Lebanon’s president said he hopes the United States will resume mediation efforts to resolve a land and sea border dispute with Israel, after the man who had been leading them changed jobs.
President Michel Aoun made the comments, reported in state news agency NNA, after meeting the new U.S. assistant secretary of state for Near Eastern affairs, David Schenker.
Schenker’s predecessor, David Satterfield, had been shuttling between Lebanon and Israel to get the two countries to discuss their disputed maritime border. They have remained formally in a state of war since Israel was founded in 1948.
“Several points had already been agreed on [as Satterfield departed] and there remain only a few sticking points in the terms of negotiations,” Aoun said. Satterfield last month became the U.S. ambassador to Turkey.
Schenker said the United States was ready to renew efforts toward the demarcation of land and sea borders in south Lebanon.
Beirut has an unresolved maritime border dispute with Israel over a sea area of about 860 square kilometers (330 square miles) extending along the edge of three of Lebanon’s southern energy blocks.
Lebanon last year licensed a consortium of Italy’s Eni, France’s Total and Russia’s Novatek to carry out the country’s first offshore energy exploration in two blocks. One of the blocks, Block 9, contains waters disputed with Israel.
There is also disagreement between the two countries over a border wall that Israel is building. The Israeli army has previously said the construction work is being done on sovereign Israeli territory.

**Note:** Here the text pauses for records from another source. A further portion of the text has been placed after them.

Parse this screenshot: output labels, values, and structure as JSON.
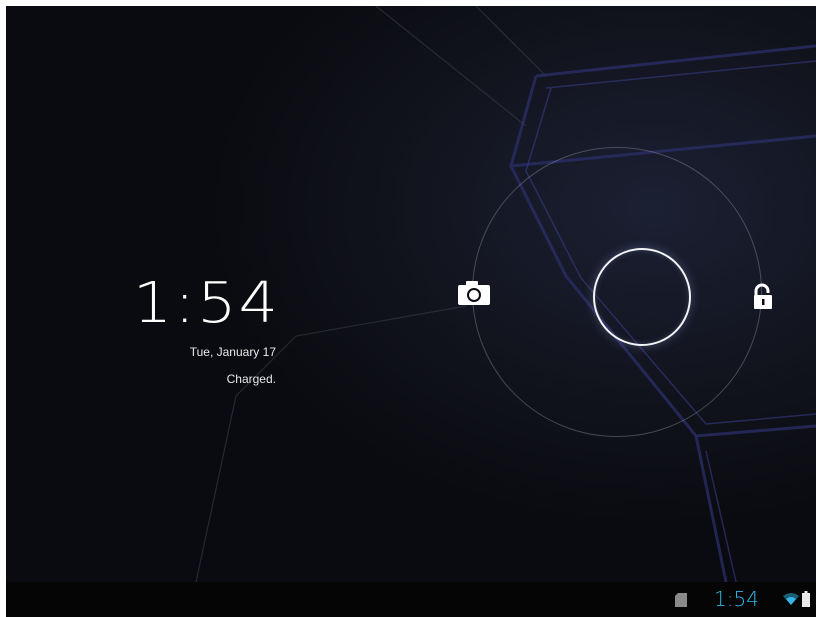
{
  "lockscreen": {
    "clock": "1:54",
    "date": "Tue, January 17",
    "status": "Charged."
  },
  "system_bar": {
    "clock": "1:54"
  },
  "icons": {
    "camera": "camera-icon",
    "unlock": "unlock-icon",
    "sd_card": "sd-card-icon",
    "wifi": "wifi-icon",
    "battery": "battery-icon"
  },
  "colors": {
    "background": "#0b0c12",
    "accent": "#33b5e5",
    "ring": "#f4f4f4"
  }
}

The Lebanese government says the wall passes through territory that belongs to Lebanon but which is located on the Israeli side of the U.N.-designated Blue Line, which demarcated Israel’s withdrawal from southern Lebanon in 2000.